— EXERCISE BRIEF —
Examine the data below and state how many lines contain "talla", offering no other words.

*** Opening of DATA ***

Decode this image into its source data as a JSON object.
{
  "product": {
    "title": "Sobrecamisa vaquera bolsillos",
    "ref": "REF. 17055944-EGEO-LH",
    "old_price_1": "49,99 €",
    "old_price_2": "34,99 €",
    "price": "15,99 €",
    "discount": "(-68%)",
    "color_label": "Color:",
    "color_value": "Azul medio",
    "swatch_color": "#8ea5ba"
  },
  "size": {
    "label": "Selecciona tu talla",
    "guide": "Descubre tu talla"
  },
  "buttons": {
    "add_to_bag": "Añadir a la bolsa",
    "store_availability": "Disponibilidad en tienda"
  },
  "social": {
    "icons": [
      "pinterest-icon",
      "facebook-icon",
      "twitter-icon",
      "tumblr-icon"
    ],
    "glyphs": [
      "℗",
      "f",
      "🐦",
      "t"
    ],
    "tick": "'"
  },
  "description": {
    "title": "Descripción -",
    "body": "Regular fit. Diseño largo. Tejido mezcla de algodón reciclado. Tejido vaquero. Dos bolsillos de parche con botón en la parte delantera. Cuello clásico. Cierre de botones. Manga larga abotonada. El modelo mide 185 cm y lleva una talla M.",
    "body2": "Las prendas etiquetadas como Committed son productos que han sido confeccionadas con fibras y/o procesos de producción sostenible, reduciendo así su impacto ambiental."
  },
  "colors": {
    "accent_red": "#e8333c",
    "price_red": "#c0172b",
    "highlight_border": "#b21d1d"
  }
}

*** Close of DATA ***

— WRITTEN SOLUTION —
3